 は  => ぱ

This way of changing the kana applies to both Hiragana and Katakana.

Since I said this lesson was going to be short, and it turned out a little longer, I'm going to stop here to make sure I don't overload your brains with new information. For everyone who still hasn't given up: 

Good job, see you again next time!

Saturday, February 12, 2011

Lesson 1 Appendix

Now that I've read through my previous post, I noticed there are still some things left to explain, which I've missed last time beacause I'm too used to them and kind of take them for granted by now. That being the pronunciation of the kana a, i, u, e and o, and all the other kana they are part of. Although not by much, their pronunciation differs from that in English.

The kana a is pronaunced like the A in After. 

The kana i is pronaunced like the I in Image.

The kana u is pronaunced like the OUGH in thrOUGH or the OO in mOO.

The kana e is pronaunced like the E in Ever.

And lastly, the kana o is pronaunced..... well, pretty much as it is in English, only little shorter - it isn't the English oh, but a shorter and clean O.

Well, that covers just about everything about the pronunciation. Another thing you might have been wondering about is how the Japanese spell words with consecutive consonants, since all their kana end with a vowel, and exept for the occasional n, all the words must be follow the pattern (vowel) -consonant - vowel - consonant -vowel and so on, with the possible addition of any number of vowels in betweem, since unlike consonats, single vowels do exits in Japanese. Well, they is no way to group a number of consonants together - the Japanese spell such words with a number of added vowels in between - for example the word Berserk; in Japanese that would be spelled beruseruku(that's the name of a nice manga, you can check it out if you're into fantasy/horror, be warned, though, it's pretty gory).

You might also have noticed that some letters are completely missing in the table, not even being present as part of syllables - such as v, b, l  and many others. Some of them might be obtained from the kana in the table (we're going to cover this in the next lesson),  but others simply don't exist - such as L.  The Japanese language simply doesn't have that sound. Japanese always use  R instead, which causes many funny mistakes when they try to write a word in English - their use of  L and R is pretty much random, so you can often see on Japanese signs words like erebator, toiret or lestroom - such spelling mistakes and silly translations in general are know as Engrish.

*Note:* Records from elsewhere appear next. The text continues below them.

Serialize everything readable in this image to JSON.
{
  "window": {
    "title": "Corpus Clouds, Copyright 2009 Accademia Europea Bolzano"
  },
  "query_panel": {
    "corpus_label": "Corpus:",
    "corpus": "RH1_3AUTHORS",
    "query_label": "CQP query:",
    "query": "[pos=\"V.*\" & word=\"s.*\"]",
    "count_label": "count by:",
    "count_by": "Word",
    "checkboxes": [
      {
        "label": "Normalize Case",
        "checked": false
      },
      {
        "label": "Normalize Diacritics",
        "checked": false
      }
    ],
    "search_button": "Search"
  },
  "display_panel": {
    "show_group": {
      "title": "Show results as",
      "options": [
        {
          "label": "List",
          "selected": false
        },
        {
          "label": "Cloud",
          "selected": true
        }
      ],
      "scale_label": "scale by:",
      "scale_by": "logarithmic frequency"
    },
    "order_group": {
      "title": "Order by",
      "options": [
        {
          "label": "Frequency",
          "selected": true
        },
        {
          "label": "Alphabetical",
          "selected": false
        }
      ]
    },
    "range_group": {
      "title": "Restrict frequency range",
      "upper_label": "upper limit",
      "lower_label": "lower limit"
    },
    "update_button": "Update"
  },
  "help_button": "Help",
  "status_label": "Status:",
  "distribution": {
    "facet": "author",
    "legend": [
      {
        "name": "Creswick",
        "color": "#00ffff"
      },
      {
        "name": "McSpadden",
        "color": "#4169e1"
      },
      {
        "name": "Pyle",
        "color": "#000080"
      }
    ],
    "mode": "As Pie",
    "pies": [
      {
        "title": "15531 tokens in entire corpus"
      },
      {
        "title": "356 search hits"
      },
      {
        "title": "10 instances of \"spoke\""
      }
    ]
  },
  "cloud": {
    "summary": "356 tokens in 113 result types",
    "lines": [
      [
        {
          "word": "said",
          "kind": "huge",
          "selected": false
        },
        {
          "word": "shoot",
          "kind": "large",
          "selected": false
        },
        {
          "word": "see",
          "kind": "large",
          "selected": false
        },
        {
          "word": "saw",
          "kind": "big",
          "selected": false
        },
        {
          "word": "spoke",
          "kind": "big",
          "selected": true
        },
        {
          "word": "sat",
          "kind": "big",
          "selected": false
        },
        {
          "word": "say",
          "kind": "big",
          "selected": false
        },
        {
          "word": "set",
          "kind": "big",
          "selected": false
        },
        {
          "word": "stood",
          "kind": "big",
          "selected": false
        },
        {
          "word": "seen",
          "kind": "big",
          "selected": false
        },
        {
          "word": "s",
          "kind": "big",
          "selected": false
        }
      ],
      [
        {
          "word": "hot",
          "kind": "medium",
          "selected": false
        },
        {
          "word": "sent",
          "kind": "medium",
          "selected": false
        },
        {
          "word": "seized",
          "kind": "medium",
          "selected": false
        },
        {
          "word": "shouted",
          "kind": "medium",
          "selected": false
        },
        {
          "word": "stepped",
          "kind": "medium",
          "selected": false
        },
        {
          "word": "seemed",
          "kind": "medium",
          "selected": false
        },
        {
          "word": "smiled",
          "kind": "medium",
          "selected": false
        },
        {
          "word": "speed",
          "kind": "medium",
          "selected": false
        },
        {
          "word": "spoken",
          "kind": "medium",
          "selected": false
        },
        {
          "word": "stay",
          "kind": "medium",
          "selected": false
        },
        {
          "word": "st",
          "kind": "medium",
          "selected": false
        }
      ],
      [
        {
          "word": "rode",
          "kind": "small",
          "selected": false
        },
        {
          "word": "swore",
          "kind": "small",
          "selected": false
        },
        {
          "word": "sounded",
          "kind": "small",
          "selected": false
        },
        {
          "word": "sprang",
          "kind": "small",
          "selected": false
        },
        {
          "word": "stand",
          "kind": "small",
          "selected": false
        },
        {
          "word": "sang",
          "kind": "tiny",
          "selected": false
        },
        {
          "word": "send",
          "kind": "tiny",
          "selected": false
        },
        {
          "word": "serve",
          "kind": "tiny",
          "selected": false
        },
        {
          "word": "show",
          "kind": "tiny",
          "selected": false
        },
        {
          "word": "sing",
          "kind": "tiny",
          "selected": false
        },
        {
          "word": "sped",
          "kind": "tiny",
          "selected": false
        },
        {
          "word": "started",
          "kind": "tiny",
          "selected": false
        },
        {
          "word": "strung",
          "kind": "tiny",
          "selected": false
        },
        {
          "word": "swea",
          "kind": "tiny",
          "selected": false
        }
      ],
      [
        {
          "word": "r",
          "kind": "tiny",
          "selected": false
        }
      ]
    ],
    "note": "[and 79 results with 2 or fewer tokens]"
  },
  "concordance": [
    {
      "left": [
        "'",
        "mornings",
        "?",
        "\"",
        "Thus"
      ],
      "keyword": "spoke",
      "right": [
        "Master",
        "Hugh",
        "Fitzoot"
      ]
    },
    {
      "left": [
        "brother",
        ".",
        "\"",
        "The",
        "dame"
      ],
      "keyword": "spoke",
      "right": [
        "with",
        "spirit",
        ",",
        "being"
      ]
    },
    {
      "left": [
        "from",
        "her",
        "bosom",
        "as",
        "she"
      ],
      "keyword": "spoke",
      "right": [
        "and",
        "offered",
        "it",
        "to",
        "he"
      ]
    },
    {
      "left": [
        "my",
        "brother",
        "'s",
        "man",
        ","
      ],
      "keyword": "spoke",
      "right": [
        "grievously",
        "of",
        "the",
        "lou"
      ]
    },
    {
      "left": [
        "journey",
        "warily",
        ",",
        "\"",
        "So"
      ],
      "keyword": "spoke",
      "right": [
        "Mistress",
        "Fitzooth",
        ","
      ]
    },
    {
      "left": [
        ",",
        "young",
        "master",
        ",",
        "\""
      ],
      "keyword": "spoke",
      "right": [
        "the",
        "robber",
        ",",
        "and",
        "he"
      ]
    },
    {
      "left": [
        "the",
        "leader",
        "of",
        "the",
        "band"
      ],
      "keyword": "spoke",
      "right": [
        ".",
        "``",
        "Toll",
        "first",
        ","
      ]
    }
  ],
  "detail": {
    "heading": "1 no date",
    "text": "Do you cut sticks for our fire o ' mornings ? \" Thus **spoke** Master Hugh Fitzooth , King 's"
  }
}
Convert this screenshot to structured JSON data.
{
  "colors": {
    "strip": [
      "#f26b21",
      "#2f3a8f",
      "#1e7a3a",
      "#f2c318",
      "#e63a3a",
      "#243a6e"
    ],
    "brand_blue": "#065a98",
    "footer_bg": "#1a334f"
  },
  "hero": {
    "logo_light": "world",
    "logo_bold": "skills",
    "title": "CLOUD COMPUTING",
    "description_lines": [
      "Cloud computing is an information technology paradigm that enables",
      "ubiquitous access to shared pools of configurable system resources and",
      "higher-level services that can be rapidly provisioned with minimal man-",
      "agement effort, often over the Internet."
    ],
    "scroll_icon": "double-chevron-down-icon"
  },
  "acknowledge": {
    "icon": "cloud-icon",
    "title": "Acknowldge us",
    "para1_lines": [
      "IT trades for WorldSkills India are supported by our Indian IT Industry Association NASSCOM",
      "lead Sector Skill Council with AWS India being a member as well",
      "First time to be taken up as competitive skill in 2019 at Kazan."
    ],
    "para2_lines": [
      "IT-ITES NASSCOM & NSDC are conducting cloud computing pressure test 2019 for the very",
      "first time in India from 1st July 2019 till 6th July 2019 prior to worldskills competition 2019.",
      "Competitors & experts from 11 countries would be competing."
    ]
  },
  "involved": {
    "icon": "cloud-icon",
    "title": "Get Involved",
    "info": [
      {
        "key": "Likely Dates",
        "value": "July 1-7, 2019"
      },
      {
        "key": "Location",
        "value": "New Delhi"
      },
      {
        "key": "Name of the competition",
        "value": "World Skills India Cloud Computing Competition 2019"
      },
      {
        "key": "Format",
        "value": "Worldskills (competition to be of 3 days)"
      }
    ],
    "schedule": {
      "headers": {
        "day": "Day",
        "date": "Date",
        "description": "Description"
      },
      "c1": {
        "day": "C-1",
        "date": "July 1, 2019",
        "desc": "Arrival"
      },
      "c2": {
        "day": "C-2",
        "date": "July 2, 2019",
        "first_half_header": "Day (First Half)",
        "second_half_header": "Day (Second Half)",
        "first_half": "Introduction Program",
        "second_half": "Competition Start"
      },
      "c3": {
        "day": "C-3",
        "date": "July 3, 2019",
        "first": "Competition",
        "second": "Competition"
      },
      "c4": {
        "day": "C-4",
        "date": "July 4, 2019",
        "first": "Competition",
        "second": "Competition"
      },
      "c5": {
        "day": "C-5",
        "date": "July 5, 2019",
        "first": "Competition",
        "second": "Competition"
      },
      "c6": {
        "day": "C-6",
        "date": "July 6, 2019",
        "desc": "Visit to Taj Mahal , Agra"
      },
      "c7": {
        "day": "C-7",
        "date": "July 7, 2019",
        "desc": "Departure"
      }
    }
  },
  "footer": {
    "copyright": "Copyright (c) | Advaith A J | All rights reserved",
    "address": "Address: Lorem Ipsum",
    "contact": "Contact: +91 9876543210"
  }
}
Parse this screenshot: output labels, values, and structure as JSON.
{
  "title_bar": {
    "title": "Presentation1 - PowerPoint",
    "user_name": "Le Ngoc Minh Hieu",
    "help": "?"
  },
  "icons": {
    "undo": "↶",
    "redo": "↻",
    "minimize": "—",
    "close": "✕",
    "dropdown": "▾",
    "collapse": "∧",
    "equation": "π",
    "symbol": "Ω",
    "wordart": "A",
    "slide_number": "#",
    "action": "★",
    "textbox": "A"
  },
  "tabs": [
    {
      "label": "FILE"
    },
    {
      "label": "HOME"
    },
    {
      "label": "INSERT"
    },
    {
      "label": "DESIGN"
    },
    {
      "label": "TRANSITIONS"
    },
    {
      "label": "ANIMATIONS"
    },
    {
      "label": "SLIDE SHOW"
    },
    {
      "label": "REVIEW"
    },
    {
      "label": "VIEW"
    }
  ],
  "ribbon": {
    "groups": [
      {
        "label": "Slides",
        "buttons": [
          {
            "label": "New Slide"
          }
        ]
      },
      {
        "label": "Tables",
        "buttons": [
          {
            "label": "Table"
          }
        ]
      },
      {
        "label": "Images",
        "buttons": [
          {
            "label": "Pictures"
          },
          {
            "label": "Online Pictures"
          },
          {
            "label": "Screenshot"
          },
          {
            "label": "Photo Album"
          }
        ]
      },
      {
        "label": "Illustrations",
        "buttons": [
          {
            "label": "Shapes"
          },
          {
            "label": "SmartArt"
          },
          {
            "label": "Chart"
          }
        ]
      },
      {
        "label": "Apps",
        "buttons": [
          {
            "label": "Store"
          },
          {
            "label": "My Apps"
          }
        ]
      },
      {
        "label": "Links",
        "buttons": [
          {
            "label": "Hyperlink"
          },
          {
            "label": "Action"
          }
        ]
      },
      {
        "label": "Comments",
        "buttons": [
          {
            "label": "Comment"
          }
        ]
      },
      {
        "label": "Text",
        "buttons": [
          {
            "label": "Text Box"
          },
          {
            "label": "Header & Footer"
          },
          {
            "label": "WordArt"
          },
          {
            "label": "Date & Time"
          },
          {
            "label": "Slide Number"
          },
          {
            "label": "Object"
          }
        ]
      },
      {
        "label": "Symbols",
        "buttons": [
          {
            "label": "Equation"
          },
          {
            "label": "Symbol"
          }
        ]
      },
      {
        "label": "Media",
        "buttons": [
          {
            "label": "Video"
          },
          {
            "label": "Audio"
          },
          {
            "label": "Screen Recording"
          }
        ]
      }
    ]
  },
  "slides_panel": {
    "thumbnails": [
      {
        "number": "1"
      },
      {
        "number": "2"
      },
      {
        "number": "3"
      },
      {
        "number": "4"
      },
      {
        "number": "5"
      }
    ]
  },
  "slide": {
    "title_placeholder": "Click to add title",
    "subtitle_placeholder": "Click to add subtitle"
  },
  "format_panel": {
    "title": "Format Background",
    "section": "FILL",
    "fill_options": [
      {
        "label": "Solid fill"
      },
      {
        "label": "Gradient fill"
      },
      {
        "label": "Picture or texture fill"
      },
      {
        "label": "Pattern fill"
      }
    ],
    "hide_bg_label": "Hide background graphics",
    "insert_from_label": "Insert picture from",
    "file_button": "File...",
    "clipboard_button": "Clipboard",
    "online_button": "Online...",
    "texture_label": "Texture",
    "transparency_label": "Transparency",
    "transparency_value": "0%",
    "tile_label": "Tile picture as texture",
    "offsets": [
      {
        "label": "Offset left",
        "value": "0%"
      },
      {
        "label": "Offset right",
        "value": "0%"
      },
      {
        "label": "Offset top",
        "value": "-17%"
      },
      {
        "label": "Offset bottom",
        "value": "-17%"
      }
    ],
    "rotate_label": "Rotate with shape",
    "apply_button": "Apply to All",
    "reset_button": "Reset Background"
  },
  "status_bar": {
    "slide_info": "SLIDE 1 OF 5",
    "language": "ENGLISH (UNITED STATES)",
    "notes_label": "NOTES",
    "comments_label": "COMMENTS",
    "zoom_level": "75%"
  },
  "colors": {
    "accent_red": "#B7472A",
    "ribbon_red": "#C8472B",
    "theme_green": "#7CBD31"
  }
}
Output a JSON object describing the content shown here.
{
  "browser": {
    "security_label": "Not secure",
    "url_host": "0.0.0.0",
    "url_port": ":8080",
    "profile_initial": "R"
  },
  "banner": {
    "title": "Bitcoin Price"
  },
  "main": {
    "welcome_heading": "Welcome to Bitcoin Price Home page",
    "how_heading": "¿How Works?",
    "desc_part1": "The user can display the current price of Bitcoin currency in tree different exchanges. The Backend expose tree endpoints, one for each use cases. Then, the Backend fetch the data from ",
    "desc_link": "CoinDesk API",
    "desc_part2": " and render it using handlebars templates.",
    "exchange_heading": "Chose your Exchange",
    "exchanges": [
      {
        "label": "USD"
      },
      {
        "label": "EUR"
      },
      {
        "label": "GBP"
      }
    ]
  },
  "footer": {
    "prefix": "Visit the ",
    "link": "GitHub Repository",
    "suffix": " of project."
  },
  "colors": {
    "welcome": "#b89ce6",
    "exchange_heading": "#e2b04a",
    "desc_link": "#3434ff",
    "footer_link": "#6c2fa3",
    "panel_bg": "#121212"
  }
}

Since I've started babbling on about random stuff now I will end this post for now before I say something stupid ;) Next will be Lesson 2.